## [What you should do]
A line qualifies if it holds the string "naver". Copy every qualifying line from the records.

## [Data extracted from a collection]
★ ★ ★ ★ ★ ★ ★
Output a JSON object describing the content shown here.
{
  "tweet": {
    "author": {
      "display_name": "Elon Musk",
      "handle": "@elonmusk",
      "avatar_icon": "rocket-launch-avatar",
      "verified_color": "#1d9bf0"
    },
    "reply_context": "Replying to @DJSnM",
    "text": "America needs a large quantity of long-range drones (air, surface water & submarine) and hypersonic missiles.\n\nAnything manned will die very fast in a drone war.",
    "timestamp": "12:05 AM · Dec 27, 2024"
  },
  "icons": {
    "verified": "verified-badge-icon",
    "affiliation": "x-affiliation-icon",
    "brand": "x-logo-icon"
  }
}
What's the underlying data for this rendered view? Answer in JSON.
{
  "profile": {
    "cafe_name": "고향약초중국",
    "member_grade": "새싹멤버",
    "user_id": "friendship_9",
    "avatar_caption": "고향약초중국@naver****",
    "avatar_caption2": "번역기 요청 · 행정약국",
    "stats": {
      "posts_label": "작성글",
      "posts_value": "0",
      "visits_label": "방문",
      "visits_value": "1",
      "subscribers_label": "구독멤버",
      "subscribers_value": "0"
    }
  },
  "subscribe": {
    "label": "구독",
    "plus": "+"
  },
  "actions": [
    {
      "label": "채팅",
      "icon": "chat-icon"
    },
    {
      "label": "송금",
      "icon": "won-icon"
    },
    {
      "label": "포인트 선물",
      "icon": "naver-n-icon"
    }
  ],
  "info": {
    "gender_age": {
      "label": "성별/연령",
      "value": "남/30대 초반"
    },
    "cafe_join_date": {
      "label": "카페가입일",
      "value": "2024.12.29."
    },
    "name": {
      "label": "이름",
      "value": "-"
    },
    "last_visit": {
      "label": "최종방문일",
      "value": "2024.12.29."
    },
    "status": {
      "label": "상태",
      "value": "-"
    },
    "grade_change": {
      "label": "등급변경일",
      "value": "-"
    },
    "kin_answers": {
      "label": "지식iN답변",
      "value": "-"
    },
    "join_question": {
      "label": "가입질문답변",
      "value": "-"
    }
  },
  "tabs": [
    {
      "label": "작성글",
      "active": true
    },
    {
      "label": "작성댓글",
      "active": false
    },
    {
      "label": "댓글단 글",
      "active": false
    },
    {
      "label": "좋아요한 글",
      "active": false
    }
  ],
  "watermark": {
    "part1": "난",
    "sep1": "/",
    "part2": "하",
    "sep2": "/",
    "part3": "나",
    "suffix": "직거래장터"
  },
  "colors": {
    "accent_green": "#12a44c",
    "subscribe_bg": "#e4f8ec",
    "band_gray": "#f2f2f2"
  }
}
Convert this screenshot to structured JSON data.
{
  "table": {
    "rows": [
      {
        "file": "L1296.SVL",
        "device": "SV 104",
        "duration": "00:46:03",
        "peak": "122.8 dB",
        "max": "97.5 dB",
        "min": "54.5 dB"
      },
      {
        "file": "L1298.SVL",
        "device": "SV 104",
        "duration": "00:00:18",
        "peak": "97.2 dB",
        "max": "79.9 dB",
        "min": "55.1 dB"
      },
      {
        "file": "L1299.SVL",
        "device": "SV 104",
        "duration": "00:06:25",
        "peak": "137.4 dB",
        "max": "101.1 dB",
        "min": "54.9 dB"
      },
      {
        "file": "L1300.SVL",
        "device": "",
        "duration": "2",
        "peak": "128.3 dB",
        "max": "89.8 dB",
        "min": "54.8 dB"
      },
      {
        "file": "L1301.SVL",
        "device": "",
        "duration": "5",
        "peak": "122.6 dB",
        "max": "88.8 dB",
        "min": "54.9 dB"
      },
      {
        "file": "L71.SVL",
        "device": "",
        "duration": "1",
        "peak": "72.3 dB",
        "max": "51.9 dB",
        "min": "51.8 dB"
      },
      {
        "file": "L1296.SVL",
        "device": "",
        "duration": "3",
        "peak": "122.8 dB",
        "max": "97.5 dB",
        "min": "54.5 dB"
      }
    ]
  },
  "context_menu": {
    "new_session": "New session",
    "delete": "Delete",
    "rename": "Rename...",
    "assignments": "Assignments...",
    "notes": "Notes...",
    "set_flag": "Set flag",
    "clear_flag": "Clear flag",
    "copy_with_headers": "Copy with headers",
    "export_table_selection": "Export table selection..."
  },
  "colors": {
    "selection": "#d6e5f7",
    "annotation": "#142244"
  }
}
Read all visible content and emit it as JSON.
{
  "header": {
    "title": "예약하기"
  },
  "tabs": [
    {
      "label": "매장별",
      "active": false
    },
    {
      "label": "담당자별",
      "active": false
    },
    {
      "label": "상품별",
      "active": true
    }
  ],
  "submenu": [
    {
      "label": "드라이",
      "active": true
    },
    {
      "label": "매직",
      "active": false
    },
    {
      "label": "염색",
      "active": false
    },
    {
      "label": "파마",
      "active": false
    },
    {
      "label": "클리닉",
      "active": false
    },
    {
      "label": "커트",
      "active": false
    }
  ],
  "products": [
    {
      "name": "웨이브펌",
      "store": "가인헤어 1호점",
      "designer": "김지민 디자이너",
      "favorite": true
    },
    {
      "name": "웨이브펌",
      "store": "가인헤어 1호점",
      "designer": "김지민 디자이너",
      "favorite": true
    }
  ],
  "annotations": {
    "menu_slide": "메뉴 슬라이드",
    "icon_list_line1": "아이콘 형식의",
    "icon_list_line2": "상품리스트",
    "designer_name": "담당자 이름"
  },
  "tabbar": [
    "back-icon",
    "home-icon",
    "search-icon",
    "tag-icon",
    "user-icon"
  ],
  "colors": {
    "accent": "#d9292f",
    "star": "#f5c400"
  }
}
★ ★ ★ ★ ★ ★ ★
## [Output]
    "avatar_caption": "고향약초중국@naver****",
      "icon": "naver-n-icon"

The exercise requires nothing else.